» **Brief**
An exact copy of the data is required, with no pictures in it.

» **Source information**

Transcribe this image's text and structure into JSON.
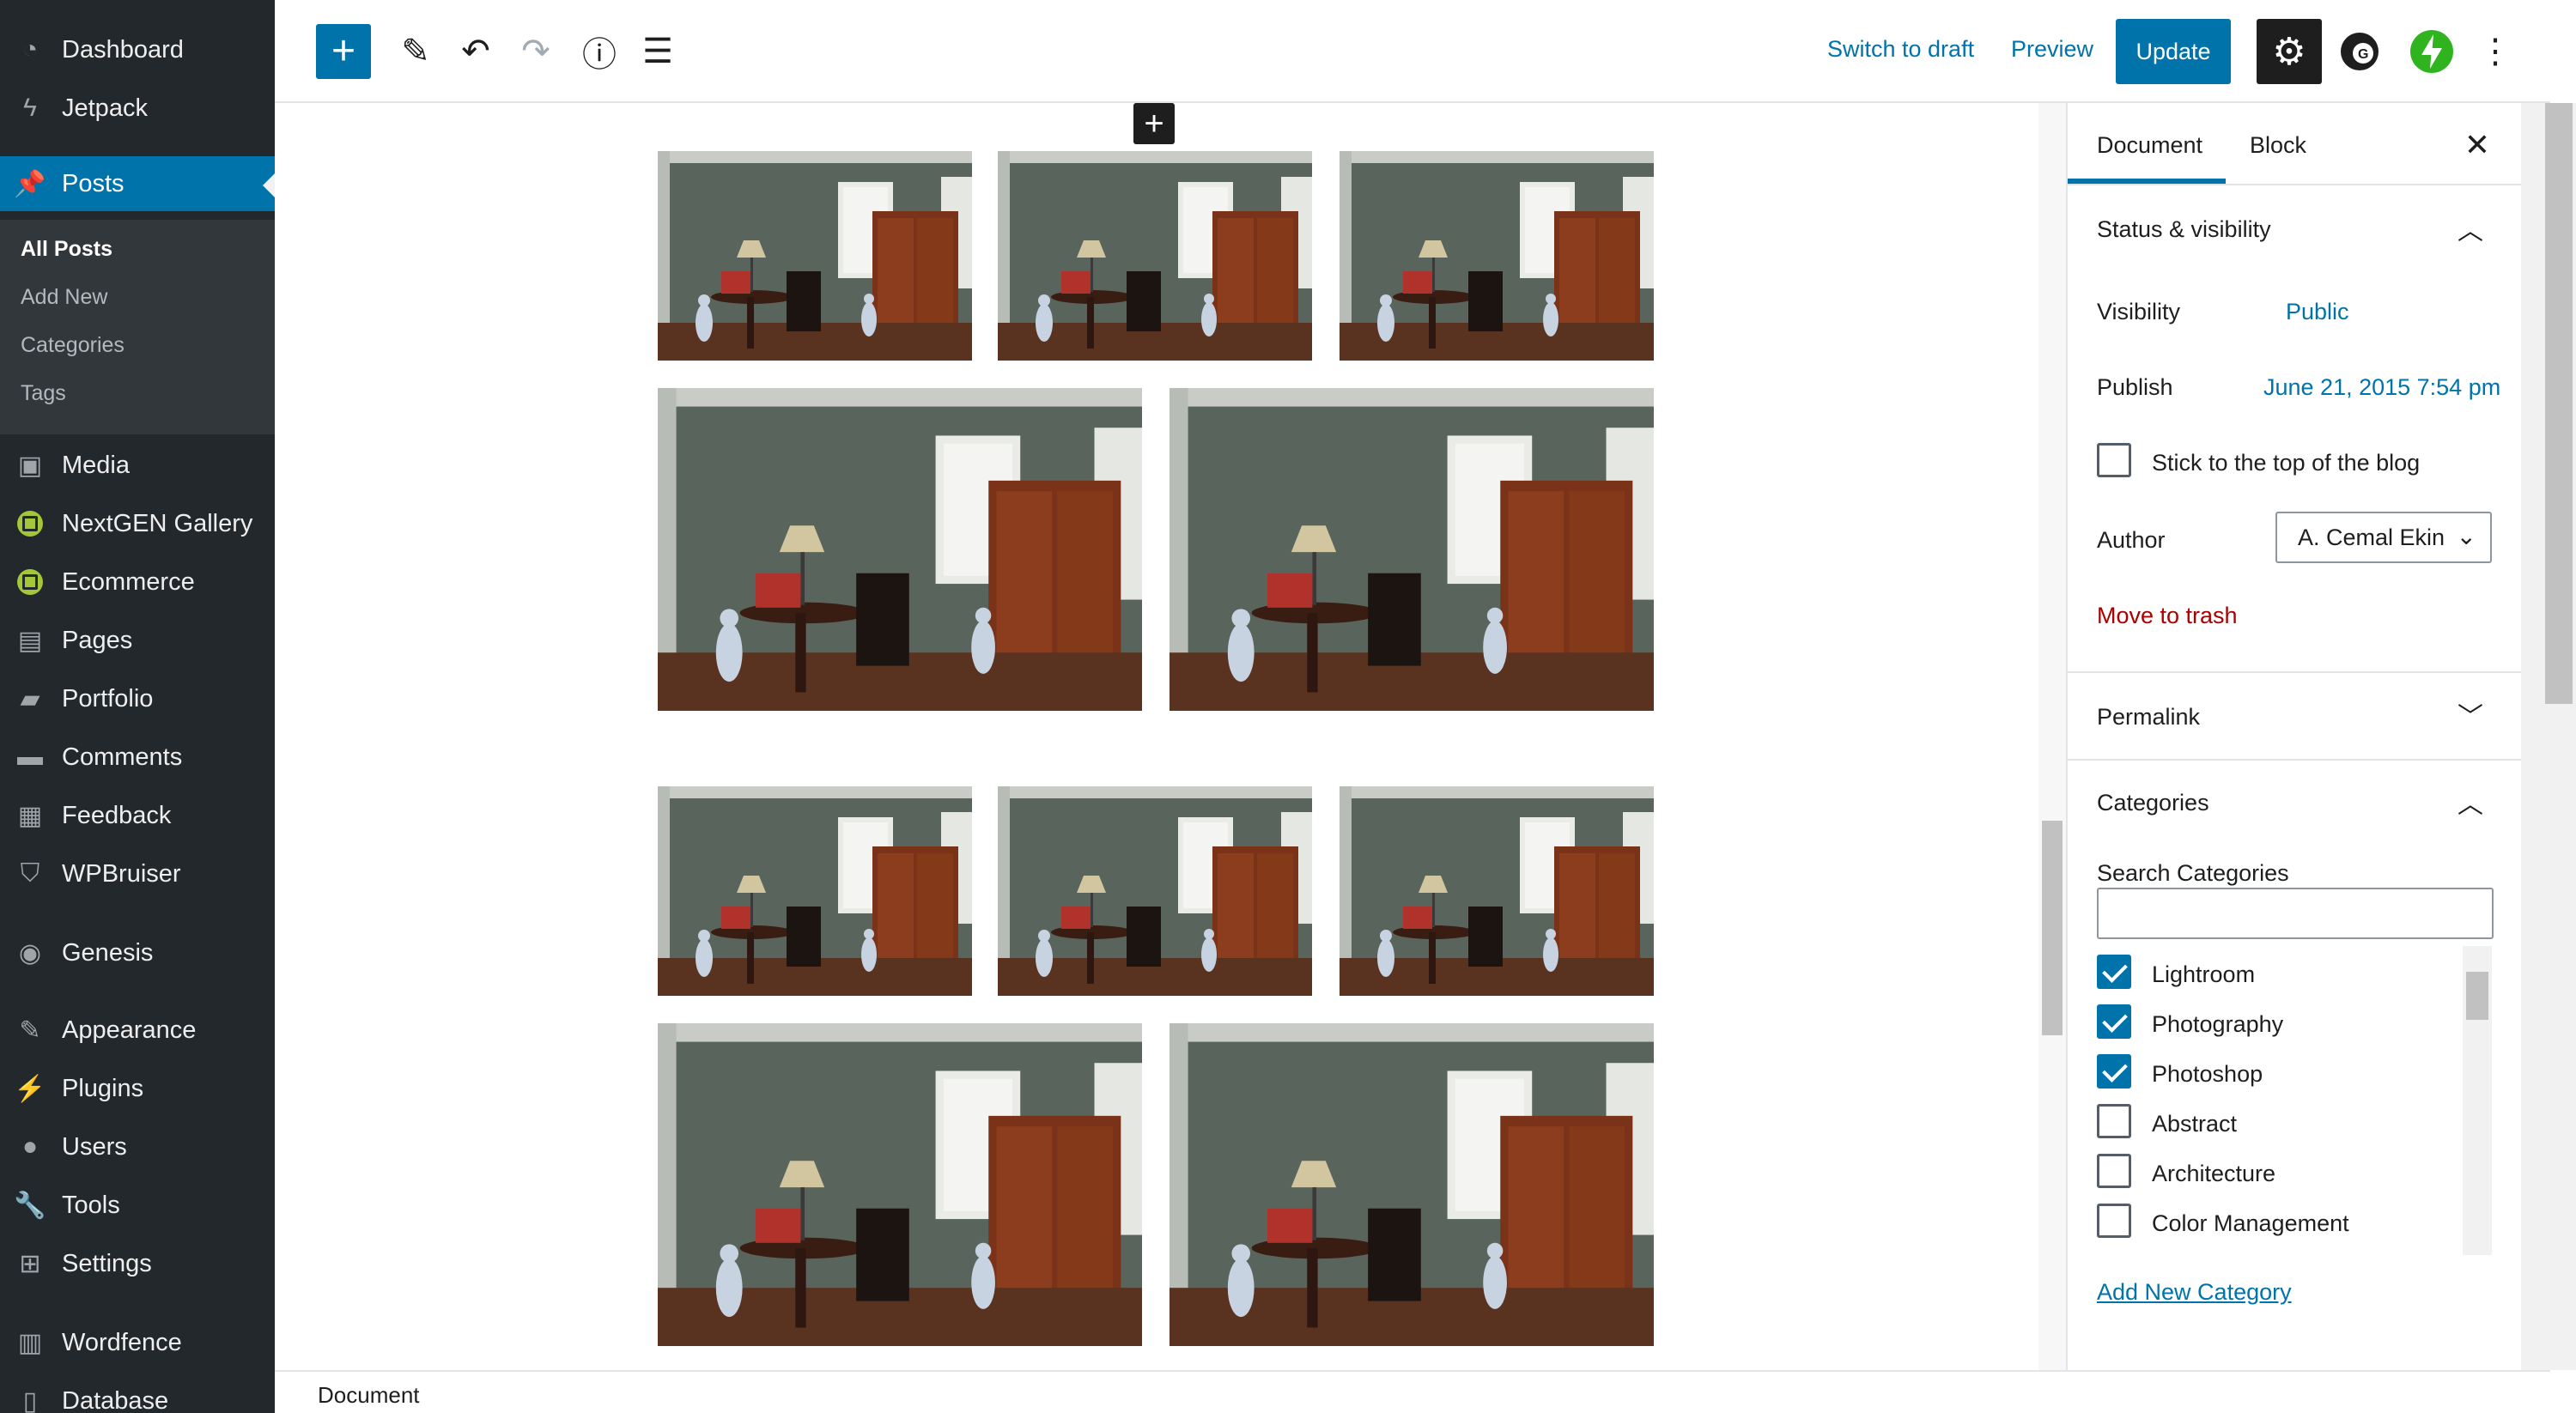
{
  "sidebar": {
    "items": [
      {
        "label": "Dashboard",
        "icon": "dashboard-icon"
      },
      {
        "label": "Jetpack",
        "icon": "jetpack-icon"
      },
      {
        "label": "Posts",
        "icon": "pin-icon"
      },
      {
        "label": "Media",
        "icon": "media-icon"
      },
      {
        "label": "NextGEN Gallery",
        "icon": "nextgen-icon"
      },
      {
        "label": "Ecommerce",
        "icon": "ecommerce-icon"
      },
      {
        "label": "Pages",
        "icon": "pages-icon"
      },
      {
        "label": "Portfolio",
        "icon": "folder-icon"
      },
      {
        "label": "Comments",
        "icon": "comment-icon"
      },
      {
        "label": "Feedback",
        "icon": "feedback-icon"
      },
      {
        "label": "WPBruiser",
        "icon": "shield-icon"
      },
      {
        "label": "Genesis",
        "icon": "genesis-icon"
      },
      {
        "label": "Appearance",
        "icon": "brush-icon"
      },
      {
        "label": "Plugins",
        "icon": "plugin-icon"
      },
      {
        "label": "Users",
        "icon": "user-icon"
      },
      {
        "label": "Tools",
        "icon": "wrench-icon"
      },
      {
        "label": "Settings",
        "icon": "settings-icon"
      },
      {
        "label": "Wordfence",
        "icon": "wordfence-icon"
      },
      {
        "label": "Database",
        "icon": "database-icon"
      }
    ],
    "posts_submenu": [
      "All Posts",
      "Add New",
      "Categories",
      "Tags"
    ]
  },
  "toolbar": {
    "add_block": "+",
    "switch_to_draft": "Switch to draft",
    "preview": "Preview",
    "update": "Update"
  },
  "canvas": {
    "insert_label": "+"
  },
  "panel": {
    "tabs": [
      "Document",
      "Block"
    ],
    "status_visibility": "Status & visibility",
    "visibility_label": "Visibility",
    "visibility_value": "Public",
    "publish_label": "Publish",
    "publish_value": "June 21, 2015 7:54 pm",
    "sticky_label": "Stick to the top of the blog",
    "author_label": "Author",
    "author_value": "A. Cemal Ekin",
    "move_to_trash": "Move to trash",
    "permalink": "Permalink",
    "categories": "Categories",
    "search_categories": "Search Categories",
    "category_list": [
      {
        "name": "Lightroom",
        "checked": true
      },
      {
        "name": "Photography",
        "checked": true
      },
      {
        "name": "Photoshop",
        "checked": true
      },
      {
        "name": "Abstract",
        "checked": false
      },
      {
        "name": "Architecture",
        "checked": false
      },
      {
        "name": "Color Management",
        "checked": false
      }
    ],
    "add_new_category": "Add New Category"
  },
  "footer": {
    "breadcrumb": "Document"
  },
  "colors": {
    "sidebar_bg": "#23282d",
    "accent": "#0073aa",
    "danger": "#a00"
  }
}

» **Written response**
Transcribe this image's text and structure into JSON.
{
  "sidebar": {
    "items": [
      {
        "label": "Dashboard",
        "icon": "dashboard-icon"
      },
      {
        "label": "Jetpack",
        "icon": "jetpack-icon"
      },
      {
        "label": "Posts",
        "icon": "pin-icon"
      },
      {
        "label": "Media",
        "icon": "media-icon"
      },
      {
        "label": "NextGEN Gallery",
        "icon": "nextgen-icon"
      },
      {
        "label": "Ecommerce",
        "icon": "ecommerce-icon"
      },
      {
        "label": "Pages",
        "icon": "pages-icon"
      },
      {
        "label": "Portfolio",
        "icon": "folder-icon"
      },
      {
        "label": "Comments",
        "icon": "comment-icon"
      },
      {
        "label": "Feedback",
        "icon": "feedback-icon"
      },
      {
        "label": "WPBruiser",
        "icon": "shield-icon"
      },
      {
        "label": "Genesis",
        "icon": "genesis-icon"
      },
      {
        "label": "Appearance",
        "icon": "brush-icon"
      },
      {
        "label": "Plugins",
        "icon": "plugin-icon"
      },
      {
        "label": "Users",
        "icon": "user-icon"
      },
      {
        "label": "Tools",
        "icon": "wrench-icon"
      },
      {
        "label": "Settings",
        "icon": "settings-icon"
      },
      {
        "label": "Wordfence",
        "icon": "wordfence-icon"
      },
      {
        "label": "Database",
        "icon": "database-icon"
      }
    ],
    "posts_submenu": [
      "All Posts",
      "Add New",
      "Categories",
      "Tags"
    ]
  },
  "toolbar": {
    "add_block": "+",
    "switch_to_draft": "Switch to draft",
    "preview": "Preview",
    "update": "Update"
  },
  "canvas": {
    "insert_label": "+"
  },
  "panel": {
    "tabs": [
      "Document",
      "Block"
    ],
    "status_visibility": "Status & visibility",
    "visibility_label": "Visibility",
    "visibility_value": "Public",
    "publish_label": "Publish",
    "publish_value": "June 21, 2015 7:54 pm",
    "sticky_label": "Stick to the top of the blog",
    "author_label": "Author",
    "author_value": "A. Cemal Ekin",
    "move_to_trash": "Move to trash",
    "permalink": "Permalink",
    "categories": "Categories",
    "search_categories": "Search Categories",
    "category_list": [
      {
        "name": "Lightroom",
        "checked": true
      },
      {
        "name": "Photography",
        "checked": true
      },
      {
        "name": "Photoshop",
        "checked": true
      },
      {
        "name": "Abstract",
        "checked": false
      },
      {
        "name": "Architecture",
        "checked": false
      },
      {
        "name": "Color Management",
        "checked": false
      }
    ],
    "add_new_category": "Add New Category"
  },
  "footer": {
    "breadcrumb": "Document"
  },
  "colors": {
    "sidebar_bg": "#23282d",
    "accent": "#0073aa",
    "danger": "#a00"
  }
}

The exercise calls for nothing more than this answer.